### WORK ORDER:
Retype exactly the lines from the line with "Convert this screenshot" to the end of the data, keeping both boundary lines.

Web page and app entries
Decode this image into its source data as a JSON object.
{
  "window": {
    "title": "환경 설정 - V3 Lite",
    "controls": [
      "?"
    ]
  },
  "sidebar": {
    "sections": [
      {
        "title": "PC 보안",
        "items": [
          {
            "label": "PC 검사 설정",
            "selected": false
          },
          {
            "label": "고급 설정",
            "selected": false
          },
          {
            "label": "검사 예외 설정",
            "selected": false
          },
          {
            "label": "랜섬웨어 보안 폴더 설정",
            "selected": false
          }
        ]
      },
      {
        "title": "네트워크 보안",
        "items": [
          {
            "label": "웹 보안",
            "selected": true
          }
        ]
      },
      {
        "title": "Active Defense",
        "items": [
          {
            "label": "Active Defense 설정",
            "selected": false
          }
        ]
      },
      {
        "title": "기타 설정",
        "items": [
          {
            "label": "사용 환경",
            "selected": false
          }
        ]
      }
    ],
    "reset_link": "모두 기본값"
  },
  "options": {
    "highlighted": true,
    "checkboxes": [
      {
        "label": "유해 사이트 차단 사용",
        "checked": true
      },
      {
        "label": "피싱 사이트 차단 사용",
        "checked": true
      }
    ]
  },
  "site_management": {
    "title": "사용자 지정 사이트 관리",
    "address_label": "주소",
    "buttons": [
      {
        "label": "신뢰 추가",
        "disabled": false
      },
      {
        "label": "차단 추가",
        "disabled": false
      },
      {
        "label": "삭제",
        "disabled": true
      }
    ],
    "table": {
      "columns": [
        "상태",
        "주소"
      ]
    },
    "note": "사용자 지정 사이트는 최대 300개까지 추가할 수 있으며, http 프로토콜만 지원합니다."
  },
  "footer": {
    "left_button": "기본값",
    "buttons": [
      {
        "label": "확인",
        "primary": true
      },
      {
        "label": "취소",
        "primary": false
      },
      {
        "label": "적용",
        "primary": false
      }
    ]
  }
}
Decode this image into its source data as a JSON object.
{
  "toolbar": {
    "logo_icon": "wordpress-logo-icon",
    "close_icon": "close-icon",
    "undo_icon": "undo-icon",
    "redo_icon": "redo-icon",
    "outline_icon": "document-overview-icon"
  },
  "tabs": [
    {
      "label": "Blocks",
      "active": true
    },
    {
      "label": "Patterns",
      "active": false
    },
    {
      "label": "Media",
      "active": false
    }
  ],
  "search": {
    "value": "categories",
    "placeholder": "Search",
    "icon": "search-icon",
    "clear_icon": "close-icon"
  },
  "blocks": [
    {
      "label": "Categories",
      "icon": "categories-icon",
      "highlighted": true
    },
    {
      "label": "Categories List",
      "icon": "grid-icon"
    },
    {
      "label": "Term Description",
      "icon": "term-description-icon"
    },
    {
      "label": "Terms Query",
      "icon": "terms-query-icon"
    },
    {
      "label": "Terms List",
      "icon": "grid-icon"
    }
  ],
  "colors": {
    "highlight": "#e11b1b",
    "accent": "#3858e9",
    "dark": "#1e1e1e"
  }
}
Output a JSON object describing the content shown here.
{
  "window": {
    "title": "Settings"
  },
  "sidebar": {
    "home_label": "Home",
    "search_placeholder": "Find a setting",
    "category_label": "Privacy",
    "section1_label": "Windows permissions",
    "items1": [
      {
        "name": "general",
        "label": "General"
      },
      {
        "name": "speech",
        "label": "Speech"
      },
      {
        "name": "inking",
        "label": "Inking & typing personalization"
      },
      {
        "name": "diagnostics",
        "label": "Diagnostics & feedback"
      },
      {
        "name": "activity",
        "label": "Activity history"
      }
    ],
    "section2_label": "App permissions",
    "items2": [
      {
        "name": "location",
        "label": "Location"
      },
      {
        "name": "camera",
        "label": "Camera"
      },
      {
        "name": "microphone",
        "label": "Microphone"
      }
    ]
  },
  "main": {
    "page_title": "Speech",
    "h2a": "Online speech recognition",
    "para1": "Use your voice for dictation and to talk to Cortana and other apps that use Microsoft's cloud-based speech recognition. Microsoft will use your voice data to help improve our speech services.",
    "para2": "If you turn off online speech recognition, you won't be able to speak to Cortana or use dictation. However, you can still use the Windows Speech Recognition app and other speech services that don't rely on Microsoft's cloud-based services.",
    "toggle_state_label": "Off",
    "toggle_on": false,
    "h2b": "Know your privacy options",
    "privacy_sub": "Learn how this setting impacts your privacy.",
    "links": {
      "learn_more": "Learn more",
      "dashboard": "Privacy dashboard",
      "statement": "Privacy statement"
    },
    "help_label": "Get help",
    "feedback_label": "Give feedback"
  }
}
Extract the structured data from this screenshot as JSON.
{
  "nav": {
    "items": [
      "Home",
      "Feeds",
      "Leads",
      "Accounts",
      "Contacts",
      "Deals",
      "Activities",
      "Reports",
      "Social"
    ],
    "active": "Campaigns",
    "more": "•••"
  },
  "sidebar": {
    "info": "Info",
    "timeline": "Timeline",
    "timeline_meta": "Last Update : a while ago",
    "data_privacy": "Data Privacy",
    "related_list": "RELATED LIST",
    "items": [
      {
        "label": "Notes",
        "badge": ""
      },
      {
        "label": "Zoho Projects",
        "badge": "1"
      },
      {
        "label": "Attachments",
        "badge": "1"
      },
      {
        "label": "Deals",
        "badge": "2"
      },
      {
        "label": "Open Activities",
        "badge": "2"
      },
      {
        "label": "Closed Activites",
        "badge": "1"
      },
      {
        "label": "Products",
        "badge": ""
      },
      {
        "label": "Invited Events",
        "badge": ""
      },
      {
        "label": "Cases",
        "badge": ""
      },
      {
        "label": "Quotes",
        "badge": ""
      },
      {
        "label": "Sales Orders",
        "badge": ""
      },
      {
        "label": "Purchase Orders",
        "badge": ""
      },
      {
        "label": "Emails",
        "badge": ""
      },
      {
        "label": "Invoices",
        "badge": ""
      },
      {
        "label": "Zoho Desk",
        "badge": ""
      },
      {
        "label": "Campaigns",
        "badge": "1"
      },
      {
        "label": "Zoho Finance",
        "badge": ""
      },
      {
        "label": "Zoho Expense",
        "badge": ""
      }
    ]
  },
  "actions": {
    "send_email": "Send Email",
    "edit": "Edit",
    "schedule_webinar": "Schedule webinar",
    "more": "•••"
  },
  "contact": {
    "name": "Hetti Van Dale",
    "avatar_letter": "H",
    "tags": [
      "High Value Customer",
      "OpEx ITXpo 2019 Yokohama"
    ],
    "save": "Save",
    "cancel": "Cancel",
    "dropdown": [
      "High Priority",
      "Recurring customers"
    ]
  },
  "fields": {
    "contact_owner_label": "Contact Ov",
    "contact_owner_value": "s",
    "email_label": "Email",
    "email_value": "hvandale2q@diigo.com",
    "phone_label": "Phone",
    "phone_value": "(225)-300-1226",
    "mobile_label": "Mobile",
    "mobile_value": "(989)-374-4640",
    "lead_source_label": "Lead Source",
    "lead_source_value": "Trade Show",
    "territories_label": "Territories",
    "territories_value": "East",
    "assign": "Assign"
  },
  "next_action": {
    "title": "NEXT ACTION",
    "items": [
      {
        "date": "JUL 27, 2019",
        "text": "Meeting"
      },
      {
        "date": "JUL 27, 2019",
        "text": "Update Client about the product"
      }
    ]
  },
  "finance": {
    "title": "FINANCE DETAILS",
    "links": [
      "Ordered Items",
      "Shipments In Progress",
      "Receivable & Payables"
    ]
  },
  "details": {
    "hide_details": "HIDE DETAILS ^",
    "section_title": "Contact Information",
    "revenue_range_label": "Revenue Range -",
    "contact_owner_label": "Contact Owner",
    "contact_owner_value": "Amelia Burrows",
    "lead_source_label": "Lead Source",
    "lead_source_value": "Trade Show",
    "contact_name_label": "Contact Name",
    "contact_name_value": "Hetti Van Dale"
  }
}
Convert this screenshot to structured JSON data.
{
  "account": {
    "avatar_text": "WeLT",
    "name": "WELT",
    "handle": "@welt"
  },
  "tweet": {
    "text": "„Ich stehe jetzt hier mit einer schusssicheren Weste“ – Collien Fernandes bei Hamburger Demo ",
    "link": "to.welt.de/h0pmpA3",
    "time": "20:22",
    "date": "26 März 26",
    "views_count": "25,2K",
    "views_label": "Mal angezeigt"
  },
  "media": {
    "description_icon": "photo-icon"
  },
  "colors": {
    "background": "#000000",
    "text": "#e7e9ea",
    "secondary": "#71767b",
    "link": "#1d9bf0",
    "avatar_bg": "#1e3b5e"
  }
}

### OUTPUT BELOW:
Convert this screenshot to structured JSON data.
{
  "account": {
    "avatar_text": "WeLT",
    "name": "WELT",
    "handle": "@welt"
  },
  "tweet": {
    "text": "„Ich stehe jetzt hier mit einer schusssicheren Weste“ – Collien Fernandes bei Hamburger Demo ",
    "link": "to.welt.de/h0pmpA3",
    "time": "20:22",
    "date": "26 März 26",
    "views_count": "25,2K",
    "views_label": "Mal angezeigt"
  },
  "media": {
    "description_icon": "photo-icon"
  },
  "colors": {
    "background": "#000000",
    "text": "#e7e9ea",
    "secondary": "#71767b",
    "link": "#1d9bf0",
    "avatar_bg": "#1e3b5e"
  }
}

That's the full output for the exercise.